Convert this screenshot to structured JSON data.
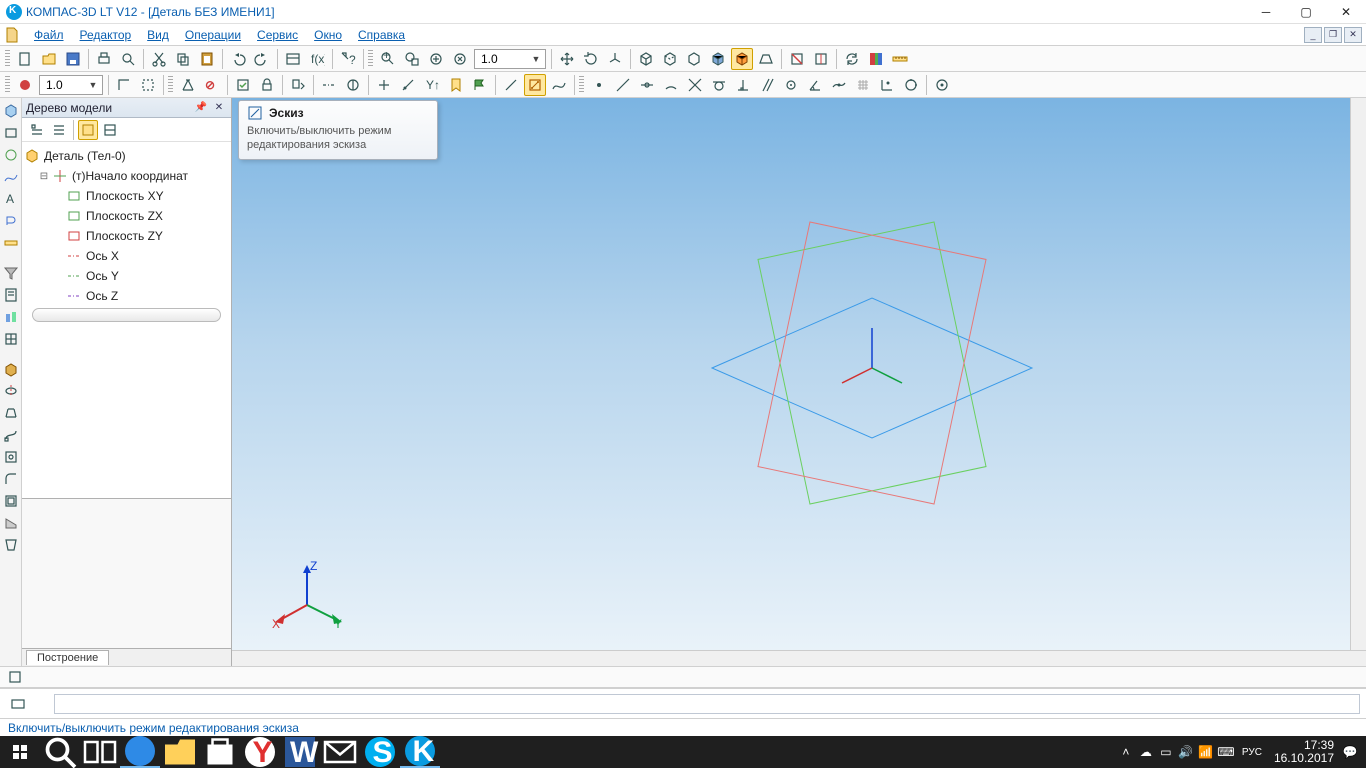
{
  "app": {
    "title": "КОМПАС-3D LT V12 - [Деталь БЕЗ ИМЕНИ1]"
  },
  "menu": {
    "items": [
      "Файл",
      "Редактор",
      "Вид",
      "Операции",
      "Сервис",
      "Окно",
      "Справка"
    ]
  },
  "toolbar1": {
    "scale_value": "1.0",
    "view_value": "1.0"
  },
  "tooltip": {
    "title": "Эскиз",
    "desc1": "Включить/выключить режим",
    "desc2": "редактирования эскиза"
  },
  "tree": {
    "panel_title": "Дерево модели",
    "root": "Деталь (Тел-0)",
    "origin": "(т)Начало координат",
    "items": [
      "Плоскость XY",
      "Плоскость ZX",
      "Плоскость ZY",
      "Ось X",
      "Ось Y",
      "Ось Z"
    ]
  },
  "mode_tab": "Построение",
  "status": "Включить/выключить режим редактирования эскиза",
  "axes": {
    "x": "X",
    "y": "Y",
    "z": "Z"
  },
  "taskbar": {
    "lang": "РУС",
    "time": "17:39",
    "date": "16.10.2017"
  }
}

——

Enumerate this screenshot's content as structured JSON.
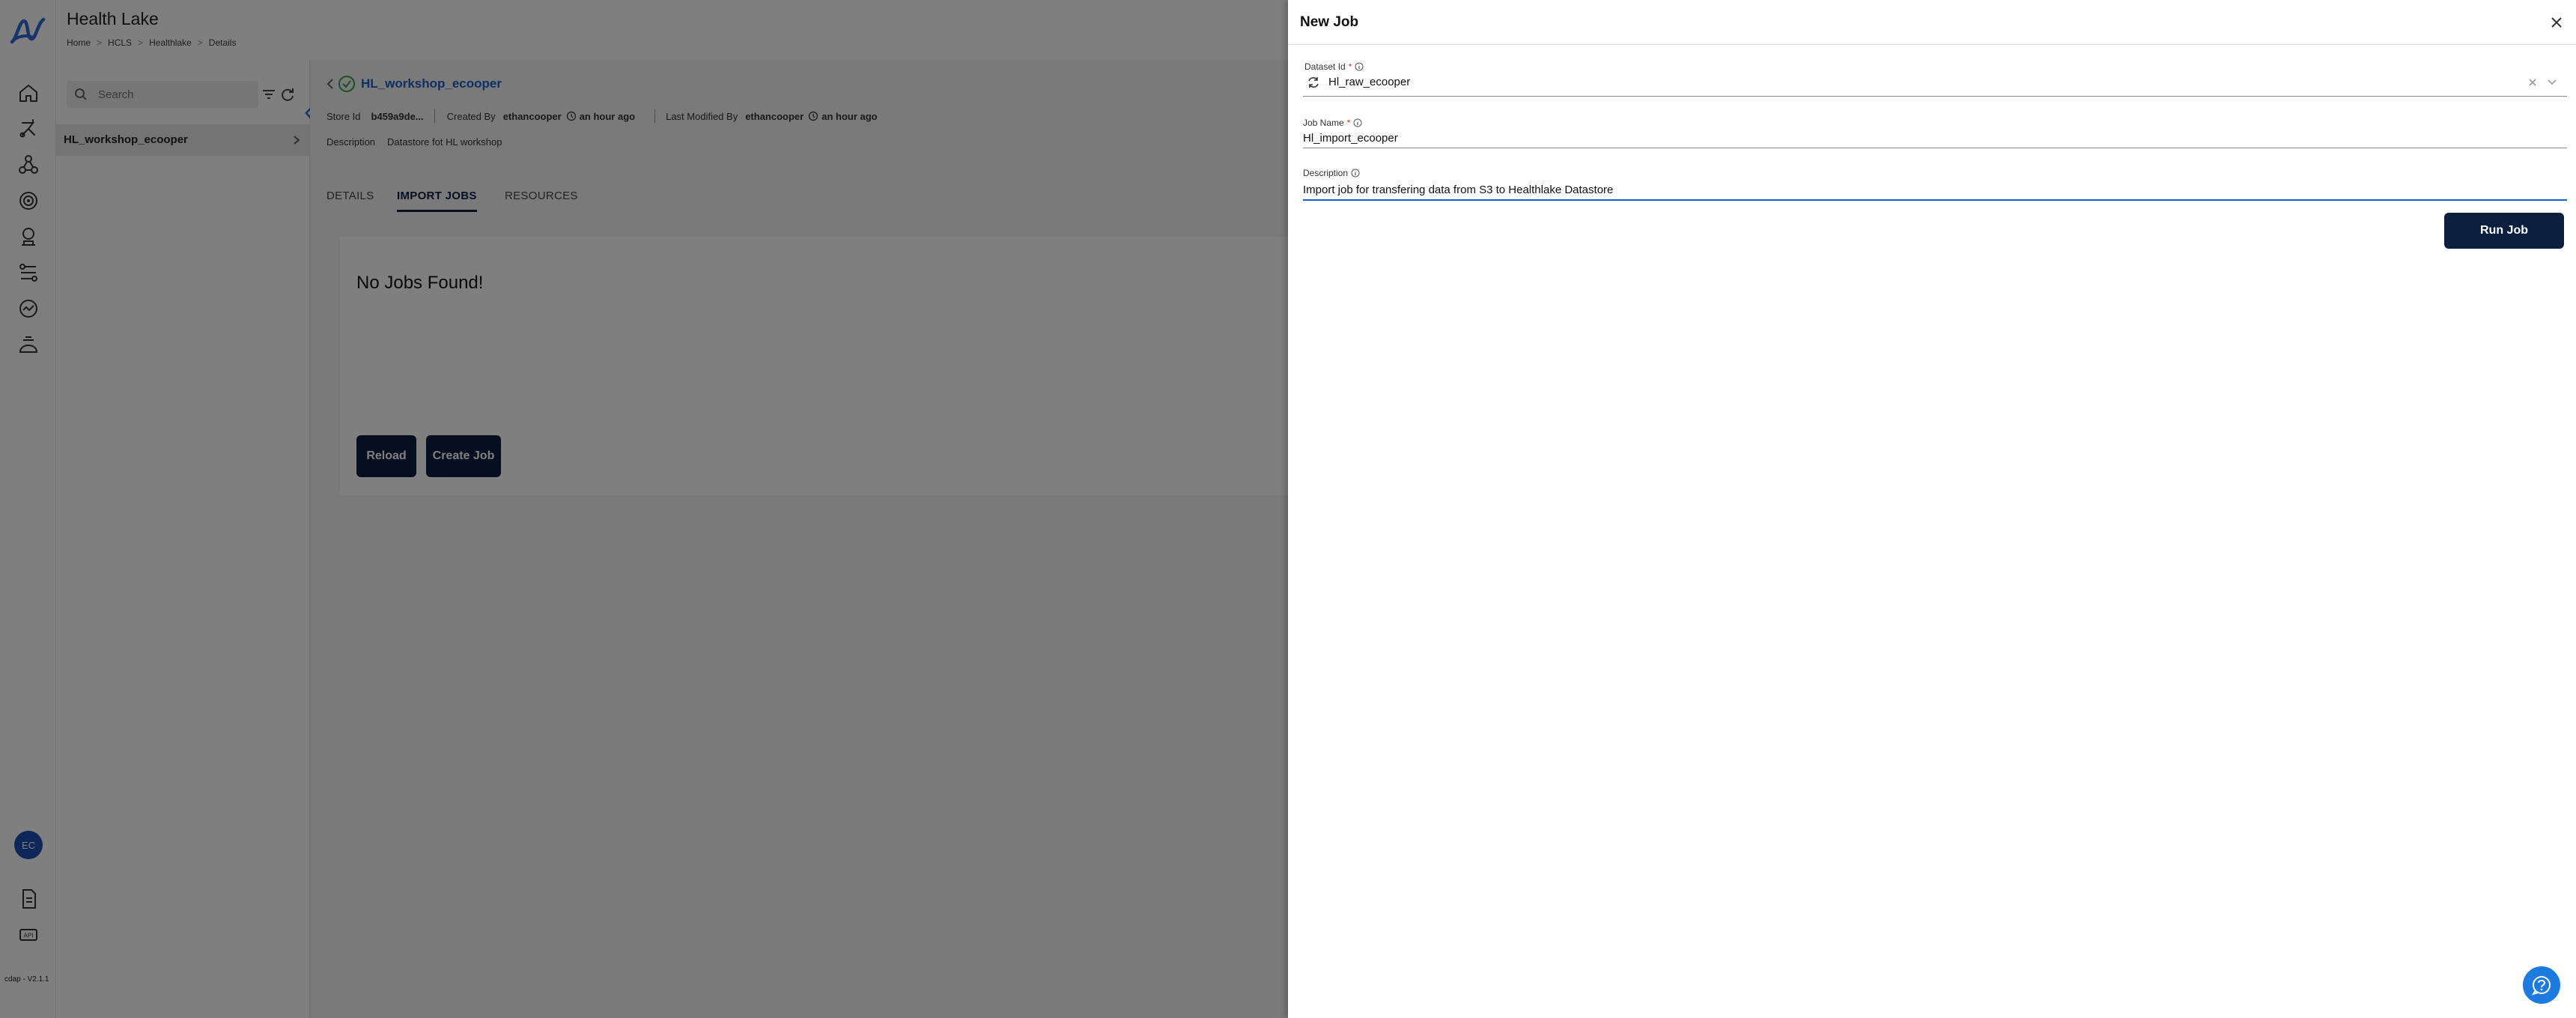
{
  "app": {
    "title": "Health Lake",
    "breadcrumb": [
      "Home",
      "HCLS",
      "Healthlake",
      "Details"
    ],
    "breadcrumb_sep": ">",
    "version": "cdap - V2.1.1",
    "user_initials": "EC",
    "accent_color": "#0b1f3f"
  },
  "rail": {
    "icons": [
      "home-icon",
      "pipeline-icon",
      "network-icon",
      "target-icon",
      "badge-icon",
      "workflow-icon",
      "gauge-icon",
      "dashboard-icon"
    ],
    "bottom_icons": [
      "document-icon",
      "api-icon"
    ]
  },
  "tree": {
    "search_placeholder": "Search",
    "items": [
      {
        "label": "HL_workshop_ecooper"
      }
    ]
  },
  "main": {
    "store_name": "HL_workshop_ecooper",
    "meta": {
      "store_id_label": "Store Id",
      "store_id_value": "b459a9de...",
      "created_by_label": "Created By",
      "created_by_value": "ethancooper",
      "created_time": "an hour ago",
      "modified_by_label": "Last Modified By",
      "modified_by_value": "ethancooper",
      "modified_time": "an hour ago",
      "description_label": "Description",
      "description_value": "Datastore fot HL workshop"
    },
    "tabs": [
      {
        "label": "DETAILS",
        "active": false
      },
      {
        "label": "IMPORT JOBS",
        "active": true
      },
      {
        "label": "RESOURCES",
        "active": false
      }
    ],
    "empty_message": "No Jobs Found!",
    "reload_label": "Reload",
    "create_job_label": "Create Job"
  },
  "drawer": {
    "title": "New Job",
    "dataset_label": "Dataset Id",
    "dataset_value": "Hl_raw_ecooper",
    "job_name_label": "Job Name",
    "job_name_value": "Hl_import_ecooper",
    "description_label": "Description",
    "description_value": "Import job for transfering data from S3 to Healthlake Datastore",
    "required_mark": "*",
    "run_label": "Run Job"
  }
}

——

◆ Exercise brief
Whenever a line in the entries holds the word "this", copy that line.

◆ Exercise output
Convert this screenshot to structured JSON data.
Enumerate this screenshot's content as structured JSON.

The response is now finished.